HOW TO COMPLETE THIS TASK - Copy each line of the records that includes "Divisions".
---- PROVIDED DATA
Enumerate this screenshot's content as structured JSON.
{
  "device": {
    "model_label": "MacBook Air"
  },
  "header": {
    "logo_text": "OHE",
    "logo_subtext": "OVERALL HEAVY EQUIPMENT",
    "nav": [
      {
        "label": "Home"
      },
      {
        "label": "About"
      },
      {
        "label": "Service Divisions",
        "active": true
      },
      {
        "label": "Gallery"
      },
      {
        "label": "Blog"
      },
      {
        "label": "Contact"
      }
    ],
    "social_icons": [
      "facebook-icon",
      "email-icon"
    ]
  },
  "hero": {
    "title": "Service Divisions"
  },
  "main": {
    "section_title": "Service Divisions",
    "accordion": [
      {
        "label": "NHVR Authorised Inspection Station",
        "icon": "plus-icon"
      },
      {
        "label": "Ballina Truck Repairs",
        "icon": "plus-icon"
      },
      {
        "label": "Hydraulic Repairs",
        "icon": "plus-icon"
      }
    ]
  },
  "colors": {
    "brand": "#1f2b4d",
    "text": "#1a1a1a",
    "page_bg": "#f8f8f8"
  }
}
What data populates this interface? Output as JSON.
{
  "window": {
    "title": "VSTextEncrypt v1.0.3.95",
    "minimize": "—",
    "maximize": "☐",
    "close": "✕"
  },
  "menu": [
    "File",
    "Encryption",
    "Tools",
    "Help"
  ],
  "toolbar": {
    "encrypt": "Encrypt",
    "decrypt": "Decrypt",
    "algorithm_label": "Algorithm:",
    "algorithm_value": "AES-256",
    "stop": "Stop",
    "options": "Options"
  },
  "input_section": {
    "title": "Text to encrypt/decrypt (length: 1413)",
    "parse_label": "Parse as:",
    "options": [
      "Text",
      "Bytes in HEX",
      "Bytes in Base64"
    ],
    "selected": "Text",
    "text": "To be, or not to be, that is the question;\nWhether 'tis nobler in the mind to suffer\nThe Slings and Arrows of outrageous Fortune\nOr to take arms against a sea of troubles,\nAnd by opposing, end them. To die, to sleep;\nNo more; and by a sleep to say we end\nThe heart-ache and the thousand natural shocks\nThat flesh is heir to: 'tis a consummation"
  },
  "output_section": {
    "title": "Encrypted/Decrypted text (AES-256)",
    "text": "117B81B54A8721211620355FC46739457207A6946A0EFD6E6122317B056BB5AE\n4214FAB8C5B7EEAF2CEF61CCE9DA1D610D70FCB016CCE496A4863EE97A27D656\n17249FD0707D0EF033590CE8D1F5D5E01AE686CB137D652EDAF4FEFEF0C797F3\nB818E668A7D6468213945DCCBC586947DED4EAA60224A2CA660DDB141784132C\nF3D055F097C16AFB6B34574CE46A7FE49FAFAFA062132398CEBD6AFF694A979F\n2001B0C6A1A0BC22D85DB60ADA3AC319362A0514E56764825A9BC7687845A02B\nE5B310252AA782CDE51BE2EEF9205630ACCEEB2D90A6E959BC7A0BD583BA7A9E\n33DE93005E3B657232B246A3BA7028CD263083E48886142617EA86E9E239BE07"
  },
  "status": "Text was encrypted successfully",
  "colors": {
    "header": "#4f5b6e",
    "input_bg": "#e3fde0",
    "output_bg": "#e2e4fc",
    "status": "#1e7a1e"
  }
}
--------
RESPONSE TO THE EXERCISE -
        "label": "Service Divisions",
    "title": "Service Divisions"
    "section_title": "Service Divisions",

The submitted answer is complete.